ASSIGNMENT:
Report every line of the records below that contains the word "than".

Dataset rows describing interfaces
%%

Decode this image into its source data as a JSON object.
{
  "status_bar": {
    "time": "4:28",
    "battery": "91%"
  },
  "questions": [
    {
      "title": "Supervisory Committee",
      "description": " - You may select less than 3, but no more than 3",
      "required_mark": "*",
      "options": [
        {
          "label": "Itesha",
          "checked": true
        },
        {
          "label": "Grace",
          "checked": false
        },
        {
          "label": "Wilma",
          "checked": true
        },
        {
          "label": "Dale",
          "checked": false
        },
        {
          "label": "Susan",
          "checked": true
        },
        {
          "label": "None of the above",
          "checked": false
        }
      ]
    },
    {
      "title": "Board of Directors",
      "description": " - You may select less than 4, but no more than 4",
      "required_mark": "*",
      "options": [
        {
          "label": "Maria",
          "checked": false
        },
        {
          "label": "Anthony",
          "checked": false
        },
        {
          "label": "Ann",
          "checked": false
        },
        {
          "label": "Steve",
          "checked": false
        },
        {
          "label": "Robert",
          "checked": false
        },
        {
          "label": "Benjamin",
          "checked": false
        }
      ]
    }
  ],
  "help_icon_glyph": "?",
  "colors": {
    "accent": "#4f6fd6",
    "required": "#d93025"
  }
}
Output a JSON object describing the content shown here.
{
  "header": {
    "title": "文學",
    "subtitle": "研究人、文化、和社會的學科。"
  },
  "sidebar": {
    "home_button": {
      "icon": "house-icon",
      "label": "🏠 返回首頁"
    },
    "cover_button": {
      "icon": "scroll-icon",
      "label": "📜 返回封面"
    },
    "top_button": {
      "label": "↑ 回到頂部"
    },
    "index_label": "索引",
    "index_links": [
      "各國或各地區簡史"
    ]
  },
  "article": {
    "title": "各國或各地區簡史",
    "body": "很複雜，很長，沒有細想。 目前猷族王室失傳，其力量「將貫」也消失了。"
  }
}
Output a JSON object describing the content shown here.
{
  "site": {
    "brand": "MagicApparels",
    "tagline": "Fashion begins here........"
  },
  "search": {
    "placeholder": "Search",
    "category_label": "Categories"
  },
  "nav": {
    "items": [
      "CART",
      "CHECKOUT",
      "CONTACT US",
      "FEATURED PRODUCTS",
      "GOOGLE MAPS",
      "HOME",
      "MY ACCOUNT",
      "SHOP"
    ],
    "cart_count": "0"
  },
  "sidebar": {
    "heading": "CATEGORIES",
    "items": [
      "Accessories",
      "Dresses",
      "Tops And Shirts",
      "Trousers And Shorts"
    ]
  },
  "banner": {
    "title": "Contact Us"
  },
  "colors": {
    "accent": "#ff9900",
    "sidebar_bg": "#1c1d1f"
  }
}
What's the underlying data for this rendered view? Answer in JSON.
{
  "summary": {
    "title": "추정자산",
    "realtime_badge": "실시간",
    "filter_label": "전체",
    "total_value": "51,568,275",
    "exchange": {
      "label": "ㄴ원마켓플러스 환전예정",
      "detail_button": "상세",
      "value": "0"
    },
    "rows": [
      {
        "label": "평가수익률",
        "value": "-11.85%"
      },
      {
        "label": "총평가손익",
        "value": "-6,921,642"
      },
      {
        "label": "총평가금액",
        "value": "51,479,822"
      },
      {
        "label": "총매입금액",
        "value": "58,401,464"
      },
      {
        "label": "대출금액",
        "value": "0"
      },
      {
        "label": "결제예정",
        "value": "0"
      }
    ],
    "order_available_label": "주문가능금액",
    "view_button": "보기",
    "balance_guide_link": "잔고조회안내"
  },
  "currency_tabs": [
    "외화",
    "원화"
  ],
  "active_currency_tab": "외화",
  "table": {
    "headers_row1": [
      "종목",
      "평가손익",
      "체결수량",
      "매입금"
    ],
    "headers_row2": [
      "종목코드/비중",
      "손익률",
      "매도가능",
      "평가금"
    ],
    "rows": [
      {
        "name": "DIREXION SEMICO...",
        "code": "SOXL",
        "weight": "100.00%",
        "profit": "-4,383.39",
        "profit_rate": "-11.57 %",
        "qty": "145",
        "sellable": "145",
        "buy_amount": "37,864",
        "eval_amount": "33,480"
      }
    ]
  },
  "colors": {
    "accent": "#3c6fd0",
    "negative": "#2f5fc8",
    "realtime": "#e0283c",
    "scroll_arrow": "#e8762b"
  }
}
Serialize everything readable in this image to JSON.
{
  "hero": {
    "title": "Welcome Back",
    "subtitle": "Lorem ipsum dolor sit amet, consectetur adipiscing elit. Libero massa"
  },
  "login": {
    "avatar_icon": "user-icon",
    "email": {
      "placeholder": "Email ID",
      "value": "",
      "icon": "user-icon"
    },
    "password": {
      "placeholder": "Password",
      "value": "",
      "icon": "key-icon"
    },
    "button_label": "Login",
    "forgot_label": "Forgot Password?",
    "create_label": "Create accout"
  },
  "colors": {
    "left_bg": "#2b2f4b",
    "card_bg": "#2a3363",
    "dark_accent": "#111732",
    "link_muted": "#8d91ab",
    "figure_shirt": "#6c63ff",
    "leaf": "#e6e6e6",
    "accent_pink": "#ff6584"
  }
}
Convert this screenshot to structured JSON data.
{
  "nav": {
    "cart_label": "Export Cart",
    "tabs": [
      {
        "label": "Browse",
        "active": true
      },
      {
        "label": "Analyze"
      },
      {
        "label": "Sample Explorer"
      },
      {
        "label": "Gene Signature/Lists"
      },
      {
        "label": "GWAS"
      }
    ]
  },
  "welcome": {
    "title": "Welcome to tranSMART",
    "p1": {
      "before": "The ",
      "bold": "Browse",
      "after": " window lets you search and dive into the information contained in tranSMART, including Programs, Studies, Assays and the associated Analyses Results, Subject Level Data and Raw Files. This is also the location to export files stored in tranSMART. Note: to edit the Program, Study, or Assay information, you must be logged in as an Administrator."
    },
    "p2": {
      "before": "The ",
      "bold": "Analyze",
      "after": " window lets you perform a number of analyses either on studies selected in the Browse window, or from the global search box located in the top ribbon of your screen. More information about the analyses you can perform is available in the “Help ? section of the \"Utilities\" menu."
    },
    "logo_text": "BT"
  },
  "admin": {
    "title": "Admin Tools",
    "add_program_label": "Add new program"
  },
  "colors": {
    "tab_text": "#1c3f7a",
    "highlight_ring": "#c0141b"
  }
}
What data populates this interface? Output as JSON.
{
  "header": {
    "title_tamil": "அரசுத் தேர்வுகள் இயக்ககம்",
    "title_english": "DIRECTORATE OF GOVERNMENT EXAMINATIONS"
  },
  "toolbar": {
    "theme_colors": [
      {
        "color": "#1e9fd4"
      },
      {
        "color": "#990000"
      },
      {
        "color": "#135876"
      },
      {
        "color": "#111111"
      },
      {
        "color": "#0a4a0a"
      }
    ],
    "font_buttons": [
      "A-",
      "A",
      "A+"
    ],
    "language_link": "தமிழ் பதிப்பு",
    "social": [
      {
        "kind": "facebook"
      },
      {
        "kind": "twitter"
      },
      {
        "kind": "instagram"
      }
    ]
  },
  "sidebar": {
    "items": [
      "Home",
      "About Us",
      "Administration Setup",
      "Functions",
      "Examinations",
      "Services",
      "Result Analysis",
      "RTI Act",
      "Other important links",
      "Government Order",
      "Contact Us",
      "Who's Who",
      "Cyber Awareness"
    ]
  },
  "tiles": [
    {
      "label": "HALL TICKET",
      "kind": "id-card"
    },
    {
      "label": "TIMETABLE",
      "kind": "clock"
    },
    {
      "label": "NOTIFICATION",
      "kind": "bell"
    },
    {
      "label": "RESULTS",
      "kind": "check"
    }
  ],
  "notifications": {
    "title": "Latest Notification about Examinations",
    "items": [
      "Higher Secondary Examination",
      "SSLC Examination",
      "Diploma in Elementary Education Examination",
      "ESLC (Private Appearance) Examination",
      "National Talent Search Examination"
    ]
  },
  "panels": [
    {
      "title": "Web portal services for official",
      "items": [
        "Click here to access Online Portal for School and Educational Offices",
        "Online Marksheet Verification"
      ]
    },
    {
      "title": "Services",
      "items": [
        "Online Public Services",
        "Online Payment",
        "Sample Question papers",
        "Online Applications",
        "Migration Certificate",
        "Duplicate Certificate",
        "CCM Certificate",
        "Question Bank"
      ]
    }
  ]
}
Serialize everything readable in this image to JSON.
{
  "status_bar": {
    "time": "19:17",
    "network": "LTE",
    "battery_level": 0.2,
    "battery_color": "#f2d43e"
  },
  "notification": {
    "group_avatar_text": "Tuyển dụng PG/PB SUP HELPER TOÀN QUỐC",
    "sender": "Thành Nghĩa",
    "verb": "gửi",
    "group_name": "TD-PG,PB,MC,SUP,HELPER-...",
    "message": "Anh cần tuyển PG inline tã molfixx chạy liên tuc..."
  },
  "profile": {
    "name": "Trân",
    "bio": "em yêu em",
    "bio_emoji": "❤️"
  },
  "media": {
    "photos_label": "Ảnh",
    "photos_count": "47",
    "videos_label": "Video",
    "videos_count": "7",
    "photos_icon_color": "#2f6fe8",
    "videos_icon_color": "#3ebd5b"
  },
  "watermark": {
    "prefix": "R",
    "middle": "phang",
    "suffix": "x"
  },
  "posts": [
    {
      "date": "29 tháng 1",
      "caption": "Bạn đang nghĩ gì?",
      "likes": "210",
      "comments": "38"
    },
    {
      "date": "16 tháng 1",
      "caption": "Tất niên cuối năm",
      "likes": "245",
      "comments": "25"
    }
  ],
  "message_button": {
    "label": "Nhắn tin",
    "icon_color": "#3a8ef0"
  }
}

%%

SOLVED EXERCISE:
      "description": " - You may select less than 3, but no more than 3",
      "description": " - You may select less than 4, but no more than 4",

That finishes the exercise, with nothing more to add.